The skirting was sourced from the Spotlight chain of NZ stores.   Ties were weathered using inexpensive craft paints and was done by randomly painting ties various shades of grey and brown using both washes and dry brushing techniques.

 

Fascia Painting Update

August 11, 2018

 

Spent the last few sessions painting the fascia and lighting canopy with a nice brunswick green.  I considered some other colours but I have always used dark green on prior layouts and I see no reason to change.

I feel like the layout presents itself very well now even in its unfinished state.  The next step is to get the backdrop painted in a basic sky blue before moving on to either some wiring or kit building.

Several days to myself this week allowed for a burst of productivity.   I finished what I call the “rough terrain”.   This is either plaster cloth over cardboard webbing (for the east end of the yard), or pieces of foam roadbed sheets to form various flat industrial areas and building pads.    I used a general purpose filling compound (Spakfilla Rapid) from Bunnings to blend the roadbed into the terrain and to fill any gaps.

 

 

 

I painted the whole terrain with a rough coat of a generic beige colour that approximates the clay soil ground colour of that part of British Columbia.    I just picked up a couple of inexpensive test pots from Bunnings. (Colour is Dulux of NZ “Linton” if any one wants to know).

My intention is to eventually go over the rough terrain with sculptamold or a similar product and repaint with the same base coat.    For now the goal was to get rid of the white plaster and black foam mashup look of the terrain.

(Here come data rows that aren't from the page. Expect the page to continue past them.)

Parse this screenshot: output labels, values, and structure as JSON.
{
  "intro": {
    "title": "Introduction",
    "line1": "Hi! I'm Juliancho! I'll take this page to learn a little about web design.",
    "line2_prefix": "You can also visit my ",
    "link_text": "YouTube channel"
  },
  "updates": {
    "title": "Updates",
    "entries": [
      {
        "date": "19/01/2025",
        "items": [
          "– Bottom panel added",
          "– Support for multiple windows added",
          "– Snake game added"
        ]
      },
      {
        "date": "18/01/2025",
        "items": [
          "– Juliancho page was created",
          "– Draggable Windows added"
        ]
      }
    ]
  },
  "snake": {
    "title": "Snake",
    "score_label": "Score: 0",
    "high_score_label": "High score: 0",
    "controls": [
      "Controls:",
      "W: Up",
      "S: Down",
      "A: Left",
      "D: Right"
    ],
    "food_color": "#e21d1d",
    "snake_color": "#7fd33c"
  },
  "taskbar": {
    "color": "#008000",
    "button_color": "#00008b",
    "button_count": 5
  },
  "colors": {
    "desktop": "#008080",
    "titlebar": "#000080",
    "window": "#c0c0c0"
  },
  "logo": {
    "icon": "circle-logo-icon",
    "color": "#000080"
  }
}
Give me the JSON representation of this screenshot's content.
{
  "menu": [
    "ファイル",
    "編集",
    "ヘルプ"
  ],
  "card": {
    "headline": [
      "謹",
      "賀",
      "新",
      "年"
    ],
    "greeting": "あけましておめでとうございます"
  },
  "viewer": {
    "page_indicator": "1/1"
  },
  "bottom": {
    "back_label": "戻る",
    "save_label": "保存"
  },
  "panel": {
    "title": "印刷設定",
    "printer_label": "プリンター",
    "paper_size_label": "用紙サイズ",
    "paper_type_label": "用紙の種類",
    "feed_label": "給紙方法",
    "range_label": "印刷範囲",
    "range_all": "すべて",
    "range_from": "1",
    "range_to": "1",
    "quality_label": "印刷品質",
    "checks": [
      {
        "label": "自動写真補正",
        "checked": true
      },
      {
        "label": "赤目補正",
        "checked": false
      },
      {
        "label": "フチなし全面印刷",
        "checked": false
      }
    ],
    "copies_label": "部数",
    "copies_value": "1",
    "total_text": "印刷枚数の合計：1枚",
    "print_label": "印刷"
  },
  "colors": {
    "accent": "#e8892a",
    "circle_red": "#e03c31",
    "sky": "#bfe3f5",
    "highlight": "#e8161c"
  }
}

I pre-weathered the track the easy (but messy) way,  using a spray can of Rustoleum flat black paint.    This required extensive masking of the backdrop, fascia (and room walls) to avoid overspray.   Proper ventilation is (obviously) required for this.  By working slowly, stopping frequently and spraying the track in small sections it is possible to do this without creating clouds of paint fumes.   I also ran the vacuum cleaner and held the hose end near to where I was spraying.  I am not sure if this actually sucked up spray paint fumes but it felt like I was at least trying.

 

 

A key part of preparation is masking the point blades of each turnout so they don’t get covered in spray paint.  I just used small pieces of tape on the point blades before spraying.     A standard abrasive track cleaner easily removes the spray paint from the rail tops after painting has been completed.

 

I will still paint and weather the rail sides and  ties, but a coat of flat black spray paint is a quick way to get rid of the shiny model train track look.    The room preparation and point blade masking is the most time consuming part of the process.